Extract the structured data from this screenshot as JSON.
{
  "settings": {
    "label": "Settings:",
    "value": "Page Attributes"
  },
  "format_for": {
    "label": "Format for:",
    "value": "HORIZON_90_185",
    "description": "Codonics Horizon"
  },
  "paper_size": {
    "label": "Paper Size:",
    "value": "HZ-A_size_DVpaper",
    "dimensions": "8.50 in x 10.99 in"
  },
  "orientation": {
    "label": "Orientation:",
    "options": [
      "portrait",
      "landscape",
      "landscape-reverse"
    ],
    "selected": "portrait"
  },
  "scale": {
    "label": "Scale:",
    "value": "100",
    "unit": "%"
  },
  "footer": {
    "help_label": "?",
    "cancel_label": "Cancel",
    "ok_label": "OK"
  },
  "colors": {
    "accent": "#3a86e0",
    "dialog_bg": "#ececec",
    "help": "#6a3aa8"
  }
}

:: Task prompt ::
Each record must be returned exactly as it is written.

:: Solved exercise ::
Extract the structured data from this screenshot as JSON.
{
  "settings": {
    "label": "Settings:",
    "value": "Page Attributes"
  },
  "format_for": {
    "label": "Format for:",
    "value": "HORIZON_90_185",
    "description": "Codonics Horizon"
  },
  "paper_size": {
    "label": "Paper Size:",
    "value": "HZ-A_size_DVpaper",
    "dimensions": "8.50 in x 10.99 in"
  },
  "orientation": {
    "label": "Orientation:",
    "options": [
      "portrait",
      "landscape",
      "landscape-reverse"
    ],
    "selected": "portrait"
  },
  "scale": {
    "label": "Scale:",
    "value": "100",
    "unit": "%"
  },
  "footer": {
    "help_label": "?",
    "cancel_label": "Cancel",
    "ok_label": "OK"
  },
  "colors": {
    "accent": "#3a86e0",
    "dialog_bg": "#ececec",
    "help": "#6a3aa8"
  }
}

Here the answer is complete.